Cantilever-wing Cessna 210s, particularly the turbocharged models, can benefit from the addition of Flint Aeros’ wet wingtips. They add a total of 32.5 gallons and increase overall wingspan by 26 inches, which improves high-altitude performance. Pre-1972 airplanes pick up an extra 400 pounds of gross weight. Kit cost is $19,307, with 55 to 70 hours required for installation.
Cessna 182s and 210s are probably the most likely models to carry Flint auxiliary fuel systems, although bush operators also like more gas for their 206 and 180/185 airplanes. The lighter end of the Cessna line doesn’t see as much need for add-on fuel unless bigger engines find their way into the cowling. That said, Skyhawks with standard 42-gallon tanks, rather than later-optional 52-gallon supply (inherited from the Model 175), do find themselves short-changed in even a light headwind.
Other Aux Tank Options
Ingenuity abounds, it seems, when it comes to putting extra fuel into airplanes. Not all approvals are applicable to other aircraft models in a series, and some of the older STCs are no longer supported. If considering the purchase of an airplane with existing aux tank modifications, be sure to get all the paperwork and check out the availability of parts, if needed.
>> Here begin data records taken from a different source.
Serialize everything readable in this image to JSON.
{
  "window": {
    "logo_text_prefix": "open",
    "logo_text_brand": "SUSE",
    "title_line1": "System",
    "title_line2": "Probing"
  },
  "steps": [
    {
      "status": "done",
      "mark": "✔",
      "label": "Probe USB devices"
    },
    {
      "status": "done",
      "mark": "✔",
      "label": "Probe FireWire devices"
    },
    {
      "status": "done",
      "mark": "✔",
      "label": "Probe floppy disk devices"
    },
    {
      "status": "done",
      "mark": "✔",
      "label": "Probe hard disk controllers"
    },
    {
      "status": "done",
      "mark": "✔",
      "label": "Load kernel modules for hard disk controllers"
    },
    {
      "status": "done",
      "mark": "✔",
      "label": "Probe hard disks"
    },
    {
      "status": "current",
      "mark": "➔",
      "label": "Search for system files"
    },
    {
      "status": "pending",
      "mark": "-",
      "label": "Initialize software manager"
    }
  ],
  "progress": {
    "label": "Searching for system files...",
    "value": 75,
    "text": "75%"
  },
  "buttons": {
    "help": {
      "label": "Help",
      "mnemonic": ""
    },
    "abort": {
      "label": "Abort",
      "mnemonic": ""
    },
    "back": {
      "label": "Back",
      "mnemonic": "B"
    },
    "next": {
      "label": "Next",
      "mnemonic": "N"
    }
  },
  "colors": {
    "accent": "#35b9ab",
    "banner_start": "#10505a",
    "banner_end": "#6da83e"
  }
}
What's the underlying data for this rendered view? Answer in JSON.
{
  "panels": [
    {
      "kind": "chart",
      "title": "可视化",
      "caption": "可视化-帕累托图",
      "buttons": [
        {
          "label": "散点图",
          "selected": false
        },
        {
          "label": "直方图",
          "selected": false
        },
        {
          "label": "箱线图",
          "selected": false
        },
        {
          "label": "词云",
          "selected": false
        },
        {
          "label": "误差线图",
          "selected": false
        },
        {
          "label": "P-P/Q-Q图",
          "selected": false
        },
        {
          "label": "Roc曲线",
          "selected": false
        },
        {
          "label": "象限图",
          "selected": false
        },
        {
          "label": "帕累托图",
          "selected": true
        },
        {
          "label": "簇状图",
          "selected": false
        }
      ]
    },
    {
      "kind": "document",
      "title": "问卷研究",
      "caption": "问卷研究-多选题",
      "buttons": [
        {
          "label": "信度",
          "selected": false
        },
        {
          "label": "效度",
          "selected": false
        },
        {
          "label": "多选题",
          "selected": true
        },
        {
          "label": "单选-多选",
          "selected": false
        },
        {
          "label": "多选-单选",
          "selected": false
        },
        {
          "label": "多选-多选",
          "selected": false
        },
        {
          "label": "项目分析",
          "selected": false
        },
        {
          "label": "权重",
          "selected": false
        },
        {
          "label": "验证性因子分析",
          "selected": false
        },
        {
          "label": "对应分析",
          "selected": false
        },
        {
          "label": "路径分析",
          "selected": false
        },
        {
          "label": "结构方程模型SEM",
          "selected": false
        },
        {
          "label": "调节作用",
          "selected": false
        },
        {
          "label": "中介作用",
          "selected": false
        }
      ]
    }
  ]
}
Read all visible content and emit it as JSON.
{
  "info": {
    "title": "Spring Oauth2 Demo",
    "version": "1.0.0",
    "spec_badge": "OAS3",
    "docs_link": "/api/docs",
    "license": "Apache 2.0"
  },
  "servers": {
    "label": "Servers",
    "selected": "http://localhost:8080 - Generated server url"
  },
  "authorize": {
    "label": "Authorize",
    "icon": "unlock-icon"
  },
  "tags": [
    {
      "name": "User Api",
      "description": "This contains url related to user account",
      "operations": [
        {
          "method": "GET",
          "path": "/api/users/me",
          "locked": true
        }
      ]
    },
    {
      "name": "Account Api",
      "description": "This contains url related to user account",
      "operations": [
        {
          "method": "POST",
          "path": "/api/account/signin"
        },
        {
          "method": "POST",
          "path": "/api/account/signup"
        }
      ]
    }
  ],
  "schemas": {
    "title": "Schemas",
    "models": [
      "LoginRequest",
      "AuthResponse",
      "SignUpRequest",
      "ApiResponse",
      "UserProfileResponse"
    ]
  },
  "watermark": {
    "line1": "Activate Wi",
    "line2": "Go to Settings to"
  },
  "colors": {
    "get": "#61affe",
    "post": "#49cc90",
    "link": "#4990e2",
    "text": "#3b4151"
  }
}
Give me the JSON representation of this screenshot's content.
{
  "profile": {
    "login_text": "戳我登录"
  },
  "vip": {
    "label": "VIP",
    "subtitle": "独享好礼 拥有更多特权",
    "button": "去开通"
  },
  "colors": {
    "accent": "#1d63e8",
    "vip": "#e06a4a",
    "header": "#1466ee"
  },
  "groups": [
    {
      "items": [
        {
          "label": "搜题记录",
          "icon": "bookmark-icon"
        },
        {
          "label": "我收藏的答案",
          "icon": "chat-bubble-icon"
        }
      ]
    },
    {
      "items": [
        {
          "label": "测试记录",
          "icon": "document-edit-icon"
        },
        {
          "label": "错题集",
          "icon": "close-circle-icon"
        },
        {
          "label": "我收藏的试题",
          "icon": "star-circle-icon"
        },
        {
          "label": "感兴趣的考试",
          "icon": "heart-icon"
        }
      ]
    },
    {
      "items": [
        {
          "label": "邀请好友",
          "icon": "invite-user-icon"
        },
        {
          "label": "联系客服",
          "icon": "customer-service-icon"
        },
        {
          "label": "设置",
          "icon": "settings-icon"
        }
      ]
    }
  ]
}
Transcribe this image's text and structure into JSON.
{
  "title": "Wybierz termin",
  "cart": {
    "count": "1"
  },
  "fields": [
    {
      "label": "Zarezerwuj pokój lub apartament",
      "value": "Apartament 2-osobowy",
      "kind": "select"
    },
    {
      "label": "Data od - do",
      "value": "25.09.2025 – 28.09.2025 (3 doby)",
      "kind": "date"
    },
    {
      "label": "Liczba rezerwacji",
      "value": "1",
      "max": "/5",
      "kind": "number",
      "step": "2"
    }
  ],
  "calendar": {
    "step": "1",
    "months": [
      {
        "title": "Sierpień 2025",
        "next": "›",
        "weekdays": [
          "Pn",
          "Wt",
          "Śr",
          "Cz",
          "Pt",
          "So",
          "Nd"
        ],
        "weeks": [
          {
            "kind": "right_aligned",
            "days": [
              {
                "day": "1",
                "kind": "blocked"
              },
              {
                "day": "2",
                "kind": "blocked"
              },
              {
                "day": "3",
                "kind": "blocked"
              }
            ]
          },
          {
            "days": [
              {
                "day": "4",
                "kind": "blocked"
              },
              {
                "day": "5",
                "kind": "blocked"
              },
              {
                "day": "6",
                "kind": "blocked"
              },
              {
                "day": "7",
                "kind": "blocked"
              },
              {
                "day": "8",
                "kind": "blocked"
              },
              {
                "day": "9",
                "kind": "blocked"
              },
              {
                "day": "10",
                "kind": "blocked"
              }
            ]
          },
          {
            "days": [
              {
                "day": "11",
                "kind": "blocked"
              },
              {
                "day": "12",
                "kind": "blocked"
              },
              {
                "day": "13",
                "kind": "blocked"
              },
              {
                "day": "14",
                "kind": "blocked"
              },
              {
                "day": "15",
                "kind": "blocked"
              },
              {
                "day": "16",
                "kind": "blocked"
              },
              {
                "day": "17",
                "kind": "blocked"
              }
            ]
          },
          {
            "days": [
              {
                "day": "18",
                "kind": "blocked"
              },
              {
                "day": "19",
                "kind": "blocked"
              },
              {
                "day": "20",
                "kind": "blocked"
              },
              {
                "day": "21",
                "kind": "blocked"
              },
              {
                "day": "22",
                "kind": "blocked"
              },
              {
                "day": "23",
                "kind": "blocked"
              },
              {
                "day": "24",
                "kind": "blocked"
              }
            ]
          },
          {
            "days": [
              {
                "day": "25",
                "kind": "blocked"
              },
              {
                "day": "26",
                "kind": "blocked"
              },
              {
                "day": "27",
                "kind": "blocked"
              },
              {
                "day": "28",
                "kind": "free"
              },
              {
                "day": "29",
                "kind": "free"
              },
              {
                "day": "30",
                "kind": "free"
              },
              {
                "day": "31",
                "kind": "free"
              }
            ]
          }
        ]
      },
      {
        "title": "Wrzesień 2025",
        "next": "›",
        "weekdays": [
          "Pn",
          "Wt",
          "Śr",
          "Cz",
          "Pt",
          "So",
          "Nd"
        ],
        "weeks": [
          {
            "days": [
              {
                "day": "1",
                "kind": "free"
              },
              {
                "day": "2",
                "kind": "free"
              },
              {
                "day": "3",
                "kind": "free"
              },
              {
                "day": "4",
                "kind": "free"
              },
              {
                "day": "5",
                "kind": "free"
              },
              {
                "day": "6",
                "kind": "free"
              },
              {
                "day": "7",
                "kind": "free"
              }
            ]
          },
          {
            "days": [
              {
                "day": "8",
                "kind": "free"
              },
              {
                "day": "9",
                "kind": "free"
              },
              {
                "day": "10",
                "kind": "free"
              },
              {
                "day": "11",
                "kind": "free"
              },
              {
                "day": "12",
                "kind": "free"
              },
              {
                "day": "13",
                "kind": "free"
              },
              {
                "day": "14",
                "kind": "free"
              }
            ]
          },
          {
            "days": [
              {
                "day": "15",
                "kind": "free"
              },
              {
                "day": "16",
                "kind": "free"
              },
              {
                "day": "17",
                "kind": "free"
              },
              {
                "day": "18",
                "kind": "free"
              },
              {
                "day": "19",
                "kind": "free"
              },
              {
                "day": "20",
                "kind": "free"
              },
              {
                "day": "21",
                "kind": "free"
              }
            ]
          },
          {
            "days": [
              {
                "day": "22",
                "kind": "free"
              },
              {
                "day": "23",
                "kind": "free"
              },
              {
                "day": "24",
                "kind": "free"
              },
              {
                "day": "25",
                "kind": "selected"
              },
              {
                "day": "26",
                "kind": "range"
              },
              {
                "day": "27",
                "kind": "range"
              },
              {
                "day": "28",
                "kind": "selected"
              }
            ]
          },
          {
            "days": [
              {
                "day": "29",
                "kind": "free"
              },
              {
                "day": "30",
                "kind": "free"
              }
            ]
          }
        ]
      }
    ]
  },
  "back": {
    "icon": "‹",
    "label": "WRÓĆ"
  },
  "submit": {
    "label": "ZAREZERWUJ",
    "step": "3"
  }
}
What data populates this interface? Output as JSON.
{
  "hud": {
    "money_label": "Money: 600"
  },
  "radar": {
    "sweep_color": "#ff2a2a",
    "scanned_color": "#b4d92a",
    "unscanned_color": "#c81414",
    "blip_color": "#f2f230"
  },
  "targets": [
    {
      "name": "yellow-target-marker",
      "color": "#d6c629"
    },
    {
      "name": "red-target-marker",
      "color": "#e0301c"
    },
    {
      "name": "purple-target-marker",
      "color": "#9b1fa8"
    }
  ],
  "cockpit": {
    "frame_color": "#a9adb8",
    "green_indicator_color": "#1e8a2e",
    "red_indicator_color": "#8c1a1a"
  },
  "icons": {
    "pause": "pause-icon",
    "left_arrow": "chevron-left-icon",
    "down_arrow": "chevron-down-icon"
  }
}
In all cases, the value of an auxiliary fuel system will be related to the existence of an STC holder that’s still in business. Orphan equipment adds little to resale worth. Check out the opinions on type-club forums to see what other owners say about their modifications. Extra fuel is worth a lot when you’re struggling to get home against a stiff headwind.